Art Conservation Unveiled Techniques and Processes

Art Conservation Unveiled Techniques and Processes

Exploring the Intricacies of Art Conservation

Art conservation is a meticulous and intricate process that unveils the secrets of preserving cultural heritage. It involves a blend of scientific expertise, artistic sensitivity, and historical understanding. Let’s delve into the techniques and processes that art conservators employ to safeguard and restore precious artworks for future generations to cherish.

Understanding the Artwork: Research and Analysis

Before embarking on any conservation project, art conservators conduct thorough research and analysis of the artwork. This includes studying its historical context, materials used, previous restoration attempts, and condition assessment. By gaining a deep understanding of the artwork’s significance and characteristics, conservators can develop tailored conservation strategies.

Documentation and Documentation: Recording Every Detail

Documentation is a crucial aspect of art conservation. Conservators meticulously record every detail of the artwork, including its dimensions, condition, surface anomalies, and previous treatments. Advanced imaging techniques such as infrared reflectography, X-ray fluorescence, and ultraviolet photography are often employed to reveal hidden layers and defects.

Cleaning and Surface Preparation: Removing Contaminants

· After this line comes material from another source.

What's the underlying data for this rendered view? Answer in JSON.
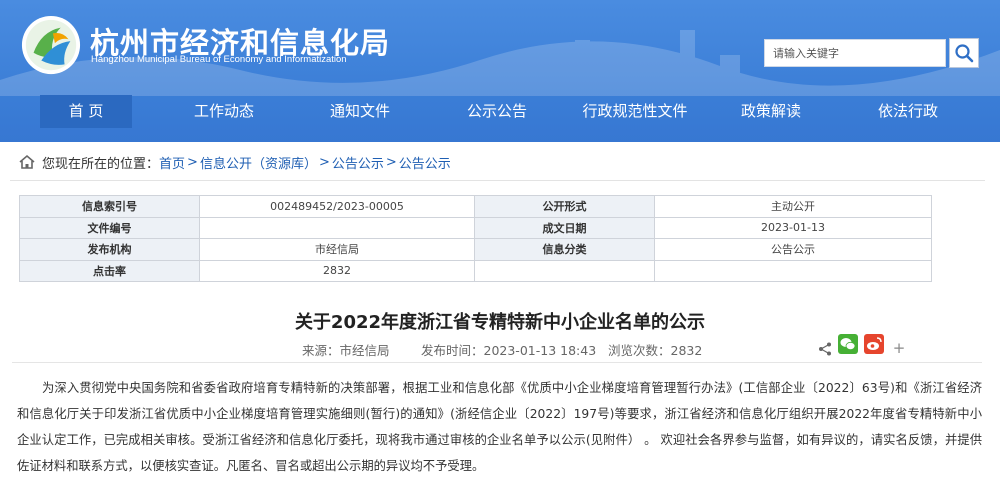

One of the initial steps in art conservation is cleaning the artwork’s surface to remove accumulated contaminants such as dirt, grime, varnish, and previous restoration materials. Conservators use a variety of cleaning agents, solvents, and techniques tailored to the specific materials and condition of the artwork. Gentle swabs, brushes, and controlled applications ensure minimal impact on the original surface.

Consolidation and Structural Stabilization: Ensuring Integrity

For artworks with structural issues such as flaking paint, loose fragments, or weakened support structures, conservators employ consolidation and stabilization techniques. This involves securing loose elements, reinforcing fragile areas, and addressing structural weaknesses using reversible and compatible materials. The goal is to ensure the artwork’s integrity and prevent further deterioration.

Inpainting and Retouching: Filling Gaps and Losses

Inpainting and retouching are delicate processes used to fill gaps, losses, and areas of damage on the artwork’s surface. Conservators meticulously match colors, textures, and brushwork to seamlessly integrate inpainted areas with the original artwork. The goal is to achieve visual harmony while respecting the integrity of the original composition, ensuring that inpainting is reversible and distinguishable from the original.

Varnishing and Surface Finishing: Protection and Aesthetics

Once conservation treatments are complete, art conservators may apply a protective varnish or surface finish to the artwork. Varnishes serve multiple purposes, including providing a barrier against environmental pollutants, enhancing color vibrancy, and imparting a uniform sheen. Conservators carefully select varnishes based on their compatibility with the artwork’s materials and desired aesthetic effects.

Preventive Conservation: Long-Term Care and Maintenance

Beyond restoration, art conservators emphasize preventive conservation measures to mitigate future deterioration risks. This includes controlling environmental factors such as temperature, humidity, light exposure, and pest infestation. Proper handling, storage, display, and transportation protocols are also implemented to ensure the artwork’s long-term preservation and longevity.

Ethical Considerations and Decision-Making: Balancing Interventions

Art conservation involves complex ethical considerations and decision-making processes. Conservators must balance the preservation of historical authenticity and artistic integrity with the need for intervention to stabilize and restore artworks. Respect for the artist’s intent, cultural context, and the artwork’s intrinsic value guides conservators in making informed and responsible conservation choices.

Collaboration and Interdisciplinary Approach: Team Efforts

Art conservation often requires collaboration and an interdisciplinary approach involving conservators, scientists, art historians, curators, and other experts. This collaborative effort brings diverse perspectives, expertise, and resources to conservation projects, fostering innovation, knowledge exchange, and best practices in the field.

Education and Public Outreach: Advocating for Conservation

Lastly, art conservators engage in education and public outreach initiatives to raise awareness about the importance of art conservation. Through exhibitions, workshops, lectures, and publications, conservators share insights into conservation techniques, challenges, and the significance of preserving cultural heritage for future generations. Read more about Art restoration